Impelled by originary love to proffer beauties of sensuous emergence of oneself and of one’s originary outreach to the world, an individual becomes a persona in a sustained action dedicated to sufficient ongoing (historical) ground.
A prospecting subject, hungry for treasure and stung by setbacks and obstacles recorded upon the scoreboard that socioeconomic history erects to delimit sufficiency, offers itself as the bedrock of human existence. Within the phenomenality of that offer, there strikes, from another bedrock, like the onset of food poisoning, a realization that something about the spectre posing as one’s real presence is drastically erroneous.
The genius of Christianity consists in its deployment of the phenomenon of love. The desperate premise of loving a supernatural humanoid translates in action as a cherishing of sensuous phenomena.
The most telling self-exposure submitting social experience to natural scientific method, and one that sets the tone (however unbeknown) for subsequent humanist politics, is the "Utilitarian" doctrine presented by Jeremy Bentham (1748-1832). Bentham’s scientism takes the form of favouring actions on the basis of a "hedonic calculus," which presumes to know the standing of intentions in terms of "units" of pleasure or pain they cause. The overriding moral principle (the "greatest happiness principle") would be to aim for the greatest happiness (i.e., the greatest amount [units] of pleasure) for the greatest number.
It [science] rests its case for world-historical integrity upon a bedrock of conceptual and mathematical precision about which, it supposes, no sane individual could make trouble. Whereas the sufficiencies promoted by religion and humanitarianism are thunderously questionable and therefore have to be sustained by all manner of coercive partisanship, the laws of science exert their own quiet control.

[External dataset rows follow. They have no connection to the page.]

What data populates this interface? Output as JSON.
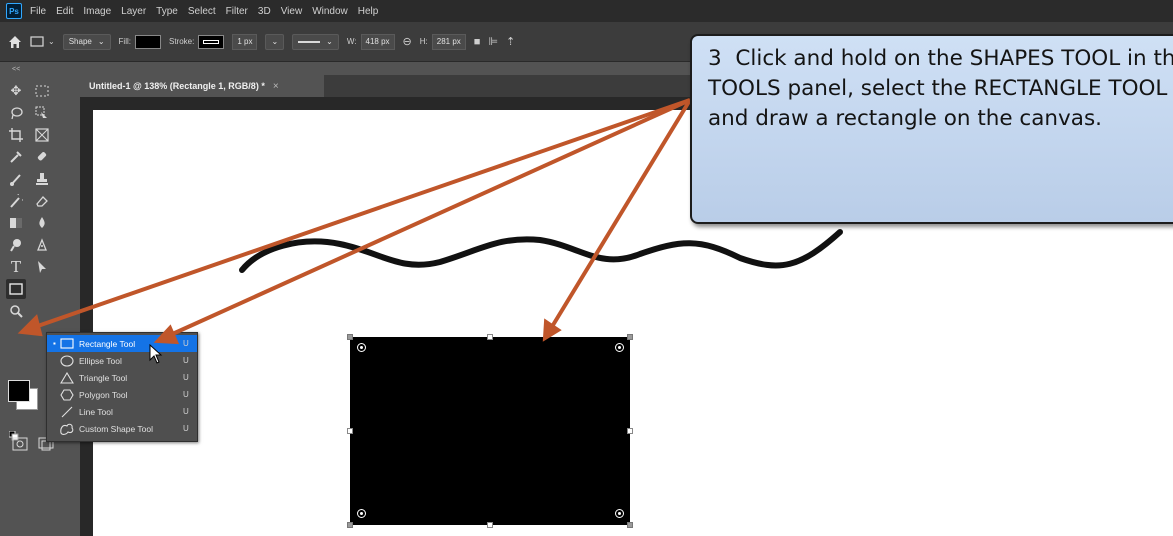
{
  "menu": {
    "logo": "Ps",
    "items": [
      "File",
      "Edit",
      "Image",
      "Layer",
      "Type",
      "Select",
      "Filter",
      "3D",
      "View",
      "Window",
      "Help"
    ]
  },
  "options": {
    "mode": "Shape",
    "fill_label": "Fill:",
    "stroke_label": "Stroke:",
    "stroke_width": "1 px",
    "w_label": "W:",
    "w_value": "418 px",
    "h_label": "H:",
    "h_value": "281 px",
    "link_icon": "link-icon"
  },
  "document": {
    "tab_title": "Untitled-1 @ 138% (Rectangle 1, RGB/8) *",
    "close": "×"
  },
  "tools": {
    "collapse": "<<"
  },
  "flyout": {
    "items": [
      {
        "label": "Rectangle Tool",
        "key": "U",
        "selected": true
      },
      {
        "label": "Ellipse Tool",
        "key": "U"
      },
      {
        "label": "Triangle Tool",
        "key": "U"
      },
      {
        "label": "Polygon Tool",
        "key": "U"
      },
      {
        "label": "Line Tool",
        "key": "U"
      },
      {
        "label": "Custom Shape Tool",
        "key": "U"
      }
    ]
  },
  "callout": {
    "step": "3",
    "text": "Click and hold on the SHAPES TOOL in the TOOLS panel, select the RECTANGLE TOOL and draw a rectangle  on the canvas."
  },
  "colors": {
    "arrow": "#c0562a",
    "selection_blue": "#1473e6",
    "callout_fill": "#c4d7ef"
  }
}
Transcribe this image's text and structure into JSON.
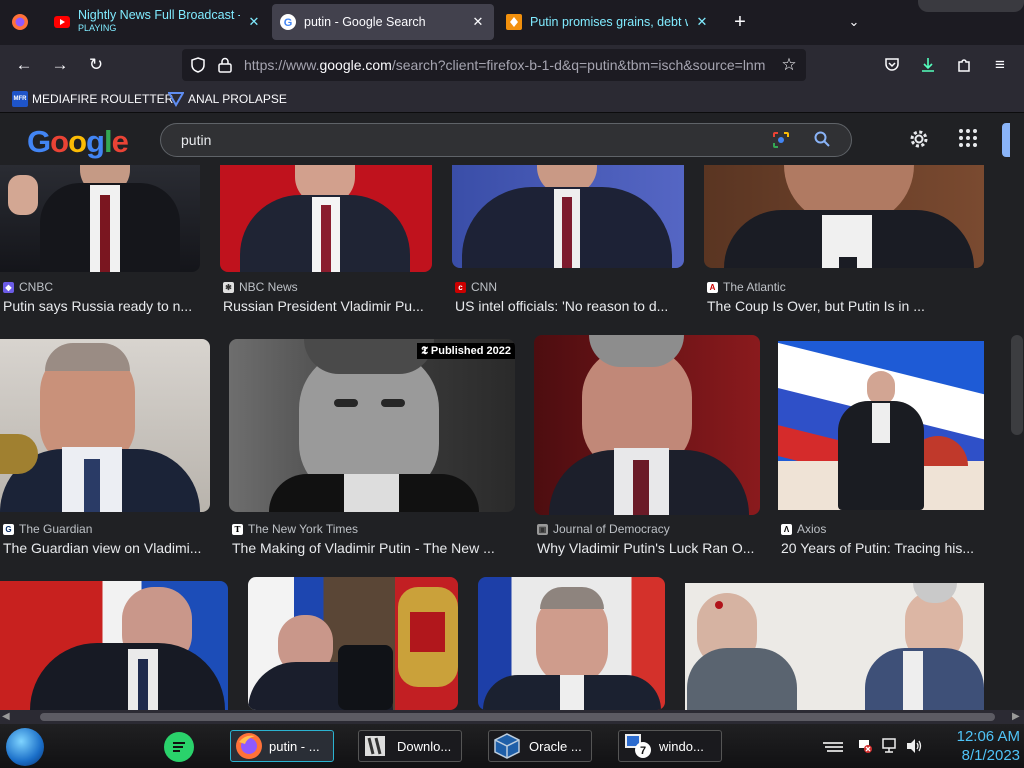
{
  "browser": {
    "tabs": [
      {
        "title": "Nightly News Full Broadcast - A",
        "subtitle": "PLAYING",
        "icon": "youtube-icon",
        "active": false
      },
      {
        "title": "putin - Google Search",
        "icon": "google-icon",
        "active": true
      },
      {
        "title": "Putin promises grains, debt wri",
        "icon": "pocket-favicon-icon",
        "active": false
      }
    ],
    "url_prefix": "https://www.",
    "url_domain": "google.com",
    "url_rest": "/search?client=firefox-b-1-d&q=putin&tbm=isch&source=lnm",
    "bookmarks": [
      {
        "label": "MEDIAFIRE ROULETTER",
        "icon_text": "MFR"
      },
      {
        "label": "ANAL PROLAPSE"
      }
    ]
  },
  "google": {
    "logo": "Google",
    "query": "putin"
  },
  "results": [
    {
      "source": "CNBC",
      "caption": "Putin says Russia ready to n...",
      "tag": ""
    },
    {
      "source": "NBC News",
      "caption": "Russian President Vladimir Pu...",
      "tag": ""
    },
    {
      "source": "CNN",
      "caption": "US intel officials: 'No reason to d...",
      "tag": ""
    },
    {
      "source": "The Atlantic",
      "caption": "The Coup Is Over, but Putin Is in ...",
      "tag": ""
    },
    {
      "source": "The Guardian",
      "caption": "The Guardian view on Vladimi...",
      "tag": ""
    },
    {
      "source": "The New York Times",
      "caption": "The Making of Vladimir Putin - The New ...",
      "tag": "Published 2022"
    },
    {
      "source": "Journal of Democracy",
      "caption": "Why Vladimir Putin's Luck Ran O...",
      "tag": ""
    },
    {
      "source": "Axios",
      "caption": "20 Years of Putin: Tracing his...",
      "tag": ""
    },
    {
      "source": "",
      "caption": "",
      "tag": ""
    },
    {
      "source": "",
      "caption": "",
      "tag": ""
    },
    {
      "source": "",
      "caption": "",
      "tag": ""
    },
    {
      "source": "",
      "caption": "",
      "tag": ""
    }
  ],
  "taskbar": {
    "items": [
      {
        "label": "putin - ...",
        "icon": "firefox-icon"
      },
      {
        "label": "Downlo...",
        "icon": "downloads-icon"
      },
      {
        "label": "Oracle ...",
        "icon": "virtualbox-icon"
      },
      {
        "label": "windo...",
        "icon": "windows-7-icon"
      }
    ],
    "time": "12:06 AM",
    "date": "8/1/2023"
  },
  "colors": {
    "youtube_red": "#ff0000",
    "google_blue": "#4285f4",
    "google_red": "#ea4335",
    "google_yellow": "#fbbc05",
    "google_green": "#34a853",
    "clock": "#4fc3f7",
    "tab_active": "#42414d"
  }
}
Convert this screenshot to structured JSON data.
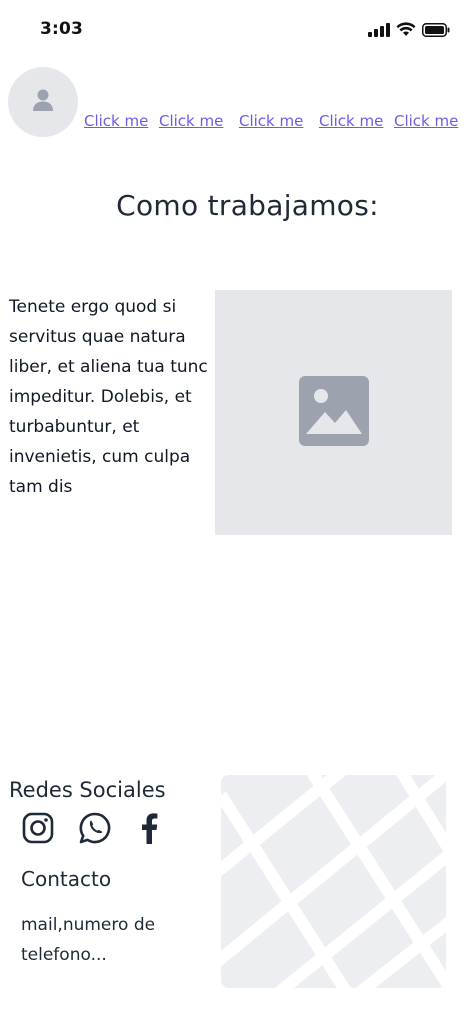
{
  "status_bar": {
    "time": "3:03",
    "signal_icon": "cellular-signal-icon",
    "wifi_icon": "wifi-icon",
    "battery_icon": "battery-icon"
  },
  "header": {
    "avatar_icon": "user-icon",
    "nav_links": [
      "Click me",
      "Click me",
      "Click me",
      "Click me",
      "Click me"
    ]
  },
  "main": {
    "title": "Como trabajamos:",
    "body": "Tenete ergo quod si servitus quae natura liber, et aliena tua tunc impeditur. Dolebis, et turbabuntur, et invenietis, cum culpa tam dis",
    "image_icon": "image-placeholder-icon"
  },
  "footer": {
    "social_heading": "Redes Sociales",
    "social_icons": [
      "instagram-icon",
      "whatsapp-icon",
      "facebook-icon"
    ],
    "contact_heading": "Contacto",
    "contact_text": "mail,numero de telefono...",
    "map_icon": "map-placeholder"
  },
  "colors": {
    "link": "#6d5ce8",
    "placeholder_bg": "#e5e7eb",
    "placeholder_icon": "#9ca3af",
    "text": "#1f2937"
  }
}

However, exponents of the rational sufficiencies of science, fortified by centuries of progress in disclosing basic features of the universe and in producing enhancements for human experience, tend, in our time, to engage outstanding issues of explication not merely with zeal for knowing the hitherto unknown but with a patronizing contempt and muted impatience toward those not demonstrating what it takes to be one of the masters of world history.